Starting from the first line below, repeat the data exactly through to the last.

═════ Data excerpts

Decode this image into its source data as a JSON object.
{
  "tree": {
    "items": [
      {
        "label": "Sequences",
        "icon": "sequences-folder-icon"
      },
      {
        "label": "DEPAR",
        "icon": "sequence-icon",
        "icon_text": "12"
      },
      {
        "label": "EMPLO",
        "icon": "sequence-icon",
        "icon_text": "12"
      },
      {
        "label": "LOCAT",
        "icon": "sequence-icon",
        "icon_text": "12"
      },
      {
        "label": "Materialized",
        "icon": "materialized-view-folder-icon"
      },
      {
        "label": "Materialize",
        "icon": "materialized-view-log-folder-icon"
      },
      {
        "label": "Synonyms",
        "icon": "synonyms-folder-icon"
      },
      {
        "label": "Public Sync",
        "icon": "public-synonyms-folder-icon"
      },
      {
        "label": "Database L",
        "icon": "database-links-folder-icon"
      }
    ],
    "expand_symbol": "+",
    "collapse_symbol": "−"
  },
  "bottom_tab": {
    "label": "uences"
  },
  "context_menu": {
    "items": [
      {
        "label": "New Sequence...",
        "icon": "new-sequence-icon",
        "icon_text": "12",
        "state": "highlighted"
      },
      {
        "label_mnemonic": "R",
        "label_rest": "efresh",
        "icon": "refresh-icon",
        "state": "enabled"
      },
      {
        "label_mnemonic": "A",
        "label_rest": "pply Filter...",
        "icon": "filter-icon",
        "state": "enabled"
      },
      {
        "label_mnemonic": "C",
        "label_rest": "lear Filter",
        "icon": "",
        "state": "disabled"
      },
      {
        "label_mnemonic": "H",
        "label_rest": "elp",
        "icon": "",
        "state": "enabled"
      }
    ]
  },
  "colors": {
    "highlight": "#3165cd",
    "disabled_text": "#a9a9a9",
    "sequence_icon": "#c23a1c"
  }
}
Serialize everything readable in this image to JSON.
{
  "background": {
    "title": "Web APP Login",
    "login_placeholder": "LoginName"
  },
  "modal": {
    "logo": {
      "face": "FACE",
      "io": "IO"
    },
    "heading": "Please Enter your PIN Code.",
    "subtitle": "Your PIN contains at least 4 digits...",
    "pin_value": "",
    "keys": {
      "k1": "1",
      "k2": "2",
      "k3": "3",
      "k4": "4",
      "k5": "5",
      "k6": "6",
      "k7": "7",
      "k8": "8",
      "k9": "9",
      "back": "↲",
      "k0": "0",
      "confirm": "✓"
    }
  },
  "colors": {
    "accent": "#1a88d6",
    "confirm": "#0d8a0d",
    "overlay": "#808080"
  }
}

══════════

Answer space ->
Decode this image into its source data as a JSON object.
{
  "tree": {
    "items": [
      {
        "label": "Sequences",
        "icon": "sequences-folder-icon"
      },
      {
        "label": "DEPAR",
        "icon": "sequence-icon",
        "icon_text": "12"
      },
      {
        "label": "EMPLO",
        "icon": "sequence-icon",
        "icon_text": "12"
      },
      {
        "label": "LOCAT",
        "icon": "sequence-icon",
        "icon_text": "12"
      },
      {
        "label": "Materialized",
        "icon": "materialized-view-folder-icon"
      },
      {
        "label": "Materialize",
        "icon": "materialized-view-log-folder-icon"
      },
      {
        "label": "Synonyms",
        "icon": "synonyms-folder-icon"
      },
      {
        "label": "Public Sync",
        "icon": "public-synonyms-folder-icon"
      },
      {
        "label": "Database L",
        "icon": "database-links-folder-icon"
      }
    ],
    "expand_symbol": "+",
    "collapse_symbol": "−"
  },
  "bottom_tab": {
    "label": "uences"
  },
  "context_menu": {
    "items": [
      {
        "label": "New Sequence...",
        "icon": "new-sequence-icon",
        "icon_text": "12",
        "state": "highlighted"
      },
      {
        "label_mnemonic": "R",
        "label_rest": "efresh",
        "icon": "refresh-icon",
        "state": "enabled"
      },
      {
        "label_mnemonic": "A",
        "label_rest": "pply Filter...",
        "icon": "filter-icon",
        "state": "enabled"
      },
      {
        "label_mnemonic": "C",
        "label_rest": "lear Filter",
        "icon": "",
        "state": "disabled"
      },
      {
        "label_mnemonic": "H",
        "label_rest": "elp",
        "icon": "",
        "state": "enabled"
      }
    ]
  },
  "colors": {
    "highlight": "#3165cd",
    "disabled_text": "#a9a9a9",
    "sequence_icon": "#c23a1c"
  }
}
Serialize everything readable in this image to JSON.
{
  "background": {
    "title": "Web APP Login",
    "login_placeholder": "LoginName"
  },
  "modal": {
    "logo": {
      "face": "FACE",
      "io": "IO"
    },
    "heading": "Please Enter your PIN Code.",
    "subtitle": "Your PIN contains at least 4 digits...",
    "pin_value": "",
    "keys": {
      "k1": "1",
      "k2": "2",
      "k3": "3",
      "k4": "4",
      "k5": "5",
      "k6": "6",
      "k7": "7",
      "k8": "8",
      "k9": "9",
      "back": "↲",
      "k0": "0",
      "confirm": "✓"
    }
  },
  "colors": {
    "accent": "#1a88d6",
    "confirm": "#0d8a0d",
    "overlay": "#808080"
  }
}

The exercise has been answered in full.